The most famous event in Tombstoneâ€™s history, the famed Gunfight at the OK Corral will be re-enacted this weekend, April 28-29.
On October 26, 1881, Wyatt, Virgil and Morgan Earp with help from Wyattâ€™s friend Doc Holliday took 24 seconds and 30 shots to mortally wound Billy Clanton, Tom and Frank McLaury known as the Cowboys.
On April 28 and 29, the one and only OK Corral, along side The Old Pueblo Gunfighters from Tucson are sponsoring this yearâ€™s â€œShootout at the OK Corral.â€ Hoards of shooters from the Cowboy Fast Draw Association are expected to be showing off their best skills in this head-to-head competition.
On Sunday, April 29, will be the shoot out between the Magnificent Seven, the best seven shooters from the previous day.
Historical records show that Tombstone was founded in 1877 by a prospector named Ed Schieffelin while he was staying at what was then called Camp Huachuca as part of a scouting expedition against the Chiricahua Apaches.
During his time there Schieffelin would venture out into the wilderness â€œlooking for rocks,â€ all the while ignoring the warnings he received from the soldiers at the camp. They would tell him, â€œEd, the only stone you will find out there will be your tombstone.â€ When he found silver he remembered the words of warning from the soldiers, naming his first mine The Tombstone.
It wasnâ€™t long before word spread about Schieffelinâ€™s silver strike. Soon prospectors, cowboys, homesteaders, lawyers, speculators, gunmen and business people flocked to the area in droves. In 1879 a town site was laid out on the nearest level spot to the mines, known at that time as Goose Flats, and was appropriately named Tombstone after Ed Schieffelinâ€™s first mining claim.
By the mid 1880s Tombstoneâ€™s population had increased to around 7,500. This figure counted only the white male registered voters that were over 21 years of age and who owned property. If you take into account the women, children, Chinese, Mexicans, and the many â€œladies of the evening,â€ the estimates are that the population was between 15,000 and 20,000 people.
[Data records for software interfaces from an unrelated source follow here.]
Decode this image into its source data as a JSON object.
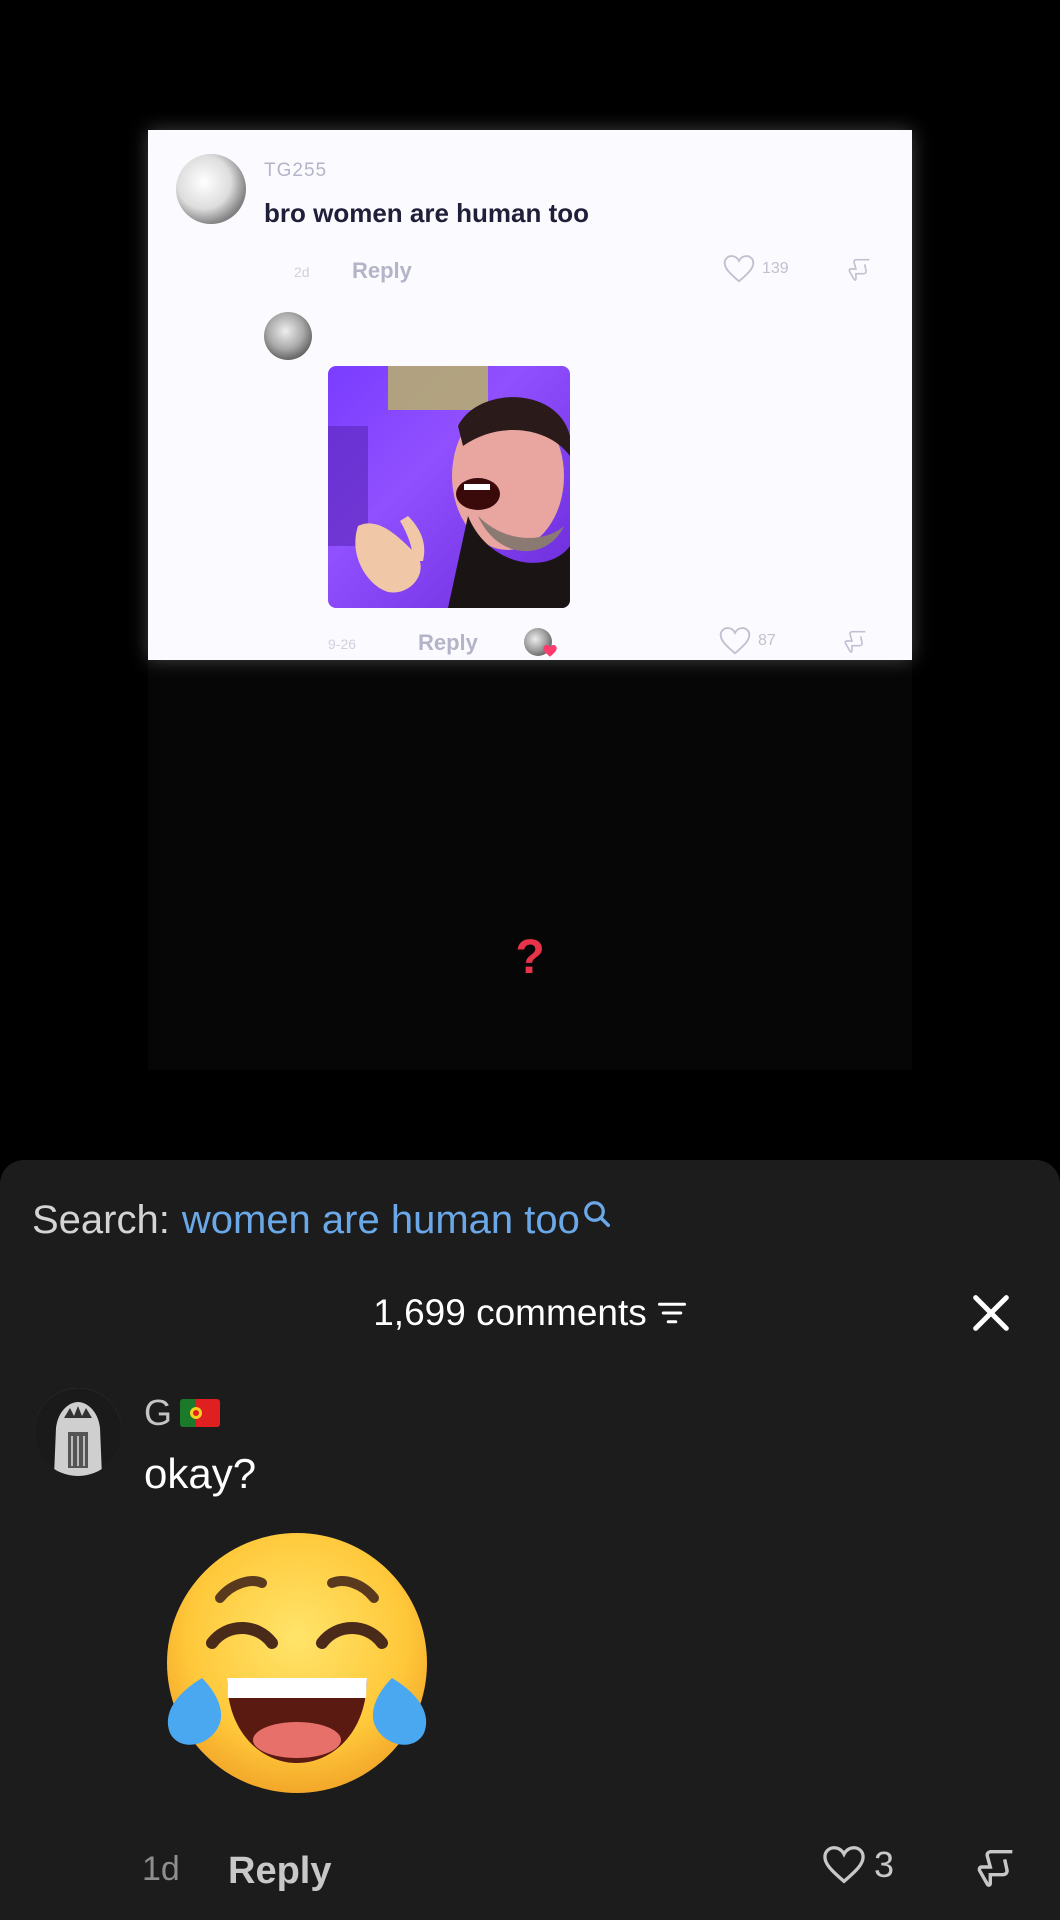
{
  "video": {
    "comment_username": "TG255",
    "comment_text": "bro women are human too",
    "comment_time": "2d",
    "comment_likes": "139",
    "reply_label": "Reply",
    "reply_time": "9-26",
    "reply_likes": "87",
    "overlay_text": "?"
  },
  "sheet": {
    "search_prefix": "Search:",
    "search_query": "women are human too",
    "comments_count": "1,699 comments",
    "comment": {
      "author": "G",
      "text": "okay?",
      "time": "1d",
      "reply_label": "Reply",
      "likes": "3"
    }
  },
  "colors": {
    "sheet_bg": "#1c1c1c",
    "search_link": "#6aa8e8",
    "question_mark": "#e8334a"
  }
}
At its peak, it is said to have been the fastest growing city between St. Louis and San Francisco. There were over one hundred saloons, numerous restaurants, a large red-light district, an even larger Chinese population, schools, churches, newspapers, and one of the first public swimming pools in Arizona, which is still used today.
There were a few theaters in town, the most famous of them being Schieffelin Hall and the Bird Cage Theatre. Schieffelin Hall was where the â€œrespectableâ€ people in town went for entertainment. It opened in June of 1881 and was built for the people of Tombstone by Ed Schieffelinâ€™s brother Al. It is the largest standing adobe structure in the southwest United States and was built to be used as a theater, recital hall and a meeting place for Tombstone Citizens. Wyatt and Morgan Earp attended a performance there the evening that Morgan was killed by an assassinâ€™s bullet. It is still in use today by city government and civic groups.
Tombstone is also the home of Boothill Graveyard, which began in 1879 and was used until 1884. After the opening of the New Tombstone City Cemetery on west Allen Street, Boothill became known as â€œThe Old Cemetery.â€ Many famous Tombstone folks lie in the Boothill Graveyard including the victims of the 1881 Shootout on Fremont Street between the Earps and the Cowboys.
In 1882 the Cochise County Courthouse was built at a cost of around $45,000. It provided offices for the county sheriff, recorder, treasurer, board of supervisors, and a jail. The Cochise County seat remained in Tombstone until voters in 1929 chose to move it to Bisbee, a bustling copper mining town 29 miles away. The last county office left the courthouse in 1931. Today, the courthouse is a state park visited by countless residents and tourists.